--- INFORMATION PROVIDED Enclosed Below ---

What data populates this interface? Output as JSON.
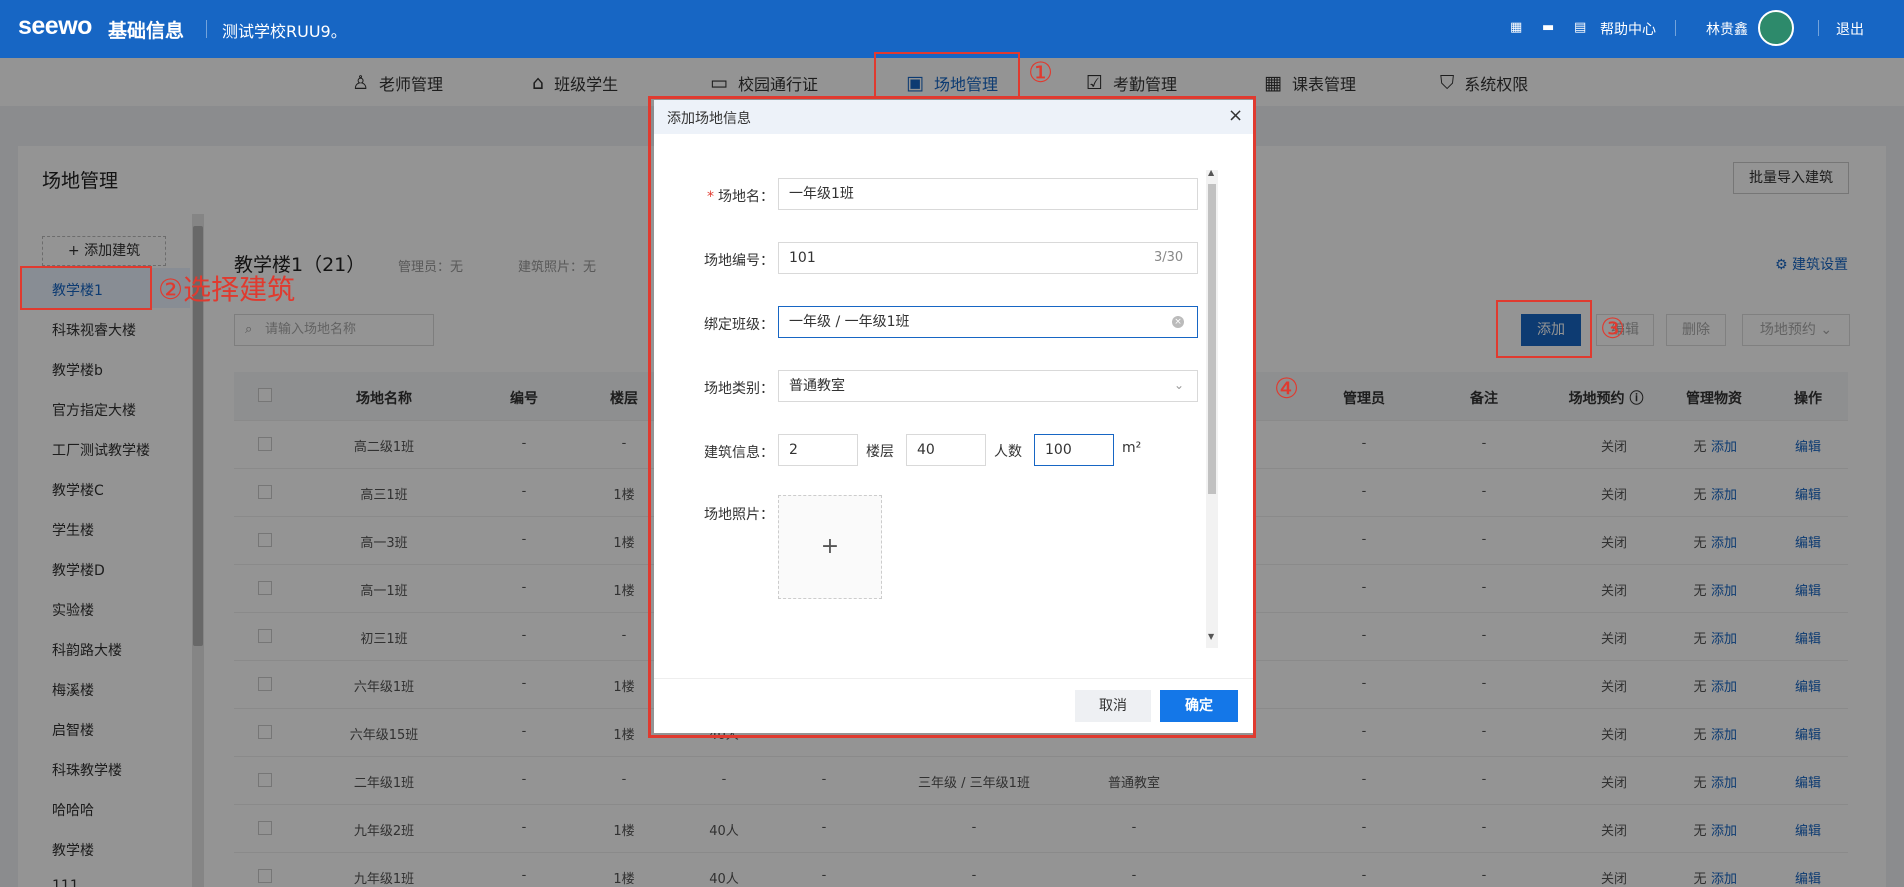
{
  "header": {
    "logo": "seewo",
    "app_name": "基础信息",
    "school": "测试学校RUU9。",
    "help": "帮助中心",
    "user": "林贵鑫",
    "logout": "退出"
  },
  "nav": {
    "items": [
      {
        "label": "老师管理",
        "icon": "person-icon"
      },
      {
        "label": "班级学生",
        "icon": "graduation-cap-icon"
      },
      {
        "label": "校园通行证",
        "icon": "id-card-icon"
      },
      {
        "label": "场地管理",
        "icon": "venue-icon",
        "active": true
      },
      {
        "label": "考勤管理",
        "icon": "clipboard-check-icon"
      },
      {
        "label": "课表管理",
        "icon": "calendar-icon"
      },
      {
        "label": "系统权限",
        "icon": "shield-icon"
      }
    ]
  },
  "page": {
    "title": "场地管理",
    "import_button": "批量导入建筑"
  },
  "sidebar": {
    "add_building": "+ 添加建筑",
    "buildings": [
      "教学楼1",
      "科珠视睿大楼",
      "教学楼b",
      "官方指定大楼",
      "工厂测试教学楼",
      "教学楼C",
      "学生楼",
      "教学楼D",
      "实验楼",
      "科韵路大楼",
      "梅溪楼",
      "启智楼",
      "科珠教学楼",
      "哈哈哈",
      "教学楼",
      "111"
    ],
    "selected": "教学楼1"
  },
  "building": {
    "title": "教学楼1（21）",
    "admin": "管理员：无",
    "photo": "建筑照片：无",
    "settings": "建筑设置",
    "search_placeholder": "请输入场地名称",
    "add": "添加",
    "batch_edit": "编辑",
    "delete": "删除",
    "reserve": "场地预约"
  },
  "table": {
    "headers": [
      "场地名称",
      "编号",
      "楼层",
      "管理员",
      "备注",
      "场地预约",
      "管理物资",
      "操作"
    ],
    "rows": [
      {
        "name": "高二级1班",
        "code": "-",
        "floor": "-",
        "cap": "",
        "f5": "",
        "cls": "",
        "type": "",
        "admin": "-",
        "note": "-",
        "reserve": "关闭",
        "goods": "无",
        "goods_add": "添加",
        "op": "编辑"
      },
      {
        "name": "高三1班",
        "code": "-",
        "floor": "1楼",
        "cap": "",
        "f5": "",
        "cls": "",
        "type": "",
        "admin": "-",
        "note": "-",
        "reserve": "关闭",
        "goods": "无",
        "goods_add": "添加",
        "op": "编辑"
      },
      {
        "name": "高一3班",
        "code": "-",
        "floor": "1楼",
        "cap": "",
        "f5": "",
        "cls": "",
        "type": "",
        "admin": "-",
        "note": "-",
        "reserve": "关闭",
        "goods": "无",
        "goods_add": "添加",
        "op": "编辑"
      },
      {
        "name": "高一1班",
        "code": "-",
        "floor": "1楼",
        "cap": "",
        "f5": "",
        "cls": "",
        "type": "",
        "admin": "-",
        "note": "-",
        "reserve": "关闭",
        "goods": "无",
        "goods_add": "添加",
        "op": "编辑"
      },
      {
        "name": "初三1班",
        "code": "-",
        "floor": "-",
        "cap": "",
        "f5": "",
        "cls": "",
        "type": "",
        "admin": "-",
        "note": "-",
        "reserve": "关闭",
        "goods": "无",
        "goods_add": "添加",
        "op": "编辑"
      },
      {
        "name": "六年级1班",
        "code": "-",
        "floor": "1楼",
        "cap": "",
        "f5": "",
        "cls": "",
        "type": "",
        "admin": "-",
        "note": "-",
        "reserve": "关闭",
        "goods": "无",
        "goods_add": "添加",
        "op": "编辑"
      },
      {
        "name": "六年级15班",
        "code": "-",
        "floor": "1楼",
        "cap": "40人",
        "f5": "-",
        "cls": "-",
        "type": "-",
        "admin": "-",
        "note": "-",
        "reserve": "关闭",
        "goods": "无",
        "goods_add": "添加",
        "op": "编辑"
      },
      {
        "name": "二年级1班",
        "code": "-",
        "floor": "-",
        "cap": "-",
        "f5": "-",
        "cls": "三年级 / 三年级1班",
        "type": "普通教室",
        "admin": "-",
        "note": "-",
        "reserve": "关闭",
        "goods": "无",
        "goods_add": "添加",
        "op": "编辑"
      },
      {
        "name": "九年级2班",
        "code": "-",
        "floor": "1楼",
        "cap": "40人",
        "f5": "-",
        "cls": "-",
        "type": "-",
        "admin": "-",
        "note": "-",
        "reserve": "关闭",
        "goods": "无",
        "goods_add": "添加",
        "op": "编辑"
      },
      {
        "name": "九年级1班",
        "code": "-",
        "floor": "1楼",
        "cap": "40人",
        "f5": "-",
        "cls": "-",
        "type": "-",
        "admin": "-",
        "note": "-",
        "reserve": "关闭",
        "goods": "无",
        "goods_add": "添加",
        "op": "编辑"
      }
    ]
  },
  "modal": {
    "title": "添加场地信息",
    "fields": {
      "name_label": "场地名：",
      "name_value": "一年级1班",
      "code_label": "场地编号：",
      "code_value": "101",
      "code_counter": "3/30",
      "class_label": "绑定班级：",
      "class_value": "一年级 / 一年级1班",
      "type_label": "场地类别：",
      "type_value": "普通教室",
      "info_label": "建筑信息：",
      "floor_value": "2",
      "floor_unit": "楼层",
      "people_value": "40",
      "people_unit": "人数",
      "area_value": "100",
      "area_unit": "m²",
      "photo_label": "场地照片："
    },
    "cancel": "取消",
    "confirm": "确定"
  },
  "annotations": {
    "step1": "①",
    "step2": "②选择建筑",
    "step3": "③",
    "step4": "④",
    "color": "#e03a2f"
  },
  "colors": {
    "primary": "#1766c4",
    "confirm": "#1477e8"
  }
}
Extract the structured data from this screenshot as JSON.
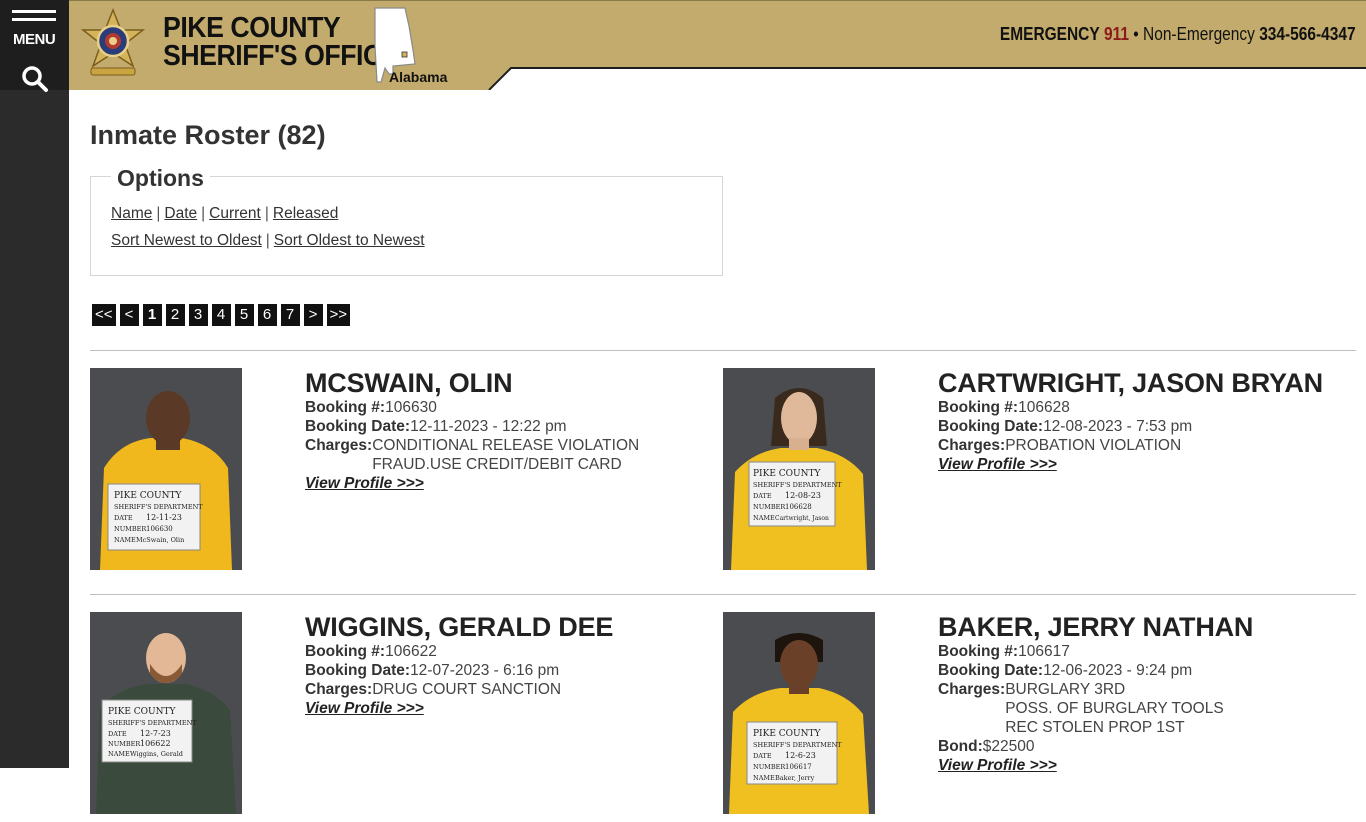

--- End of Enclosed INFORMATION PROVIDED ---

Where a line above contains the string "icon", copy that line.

-- RESULT --
        "icon": "person-icon"
        "icon": "graduation-cap-icon"
        "icon": "id-card-icon"
        "icon": "venue-icon",
        "icon": "clipboard-check-icon"
        "icon": "calendar-icon"
        "icon": "shield-icon"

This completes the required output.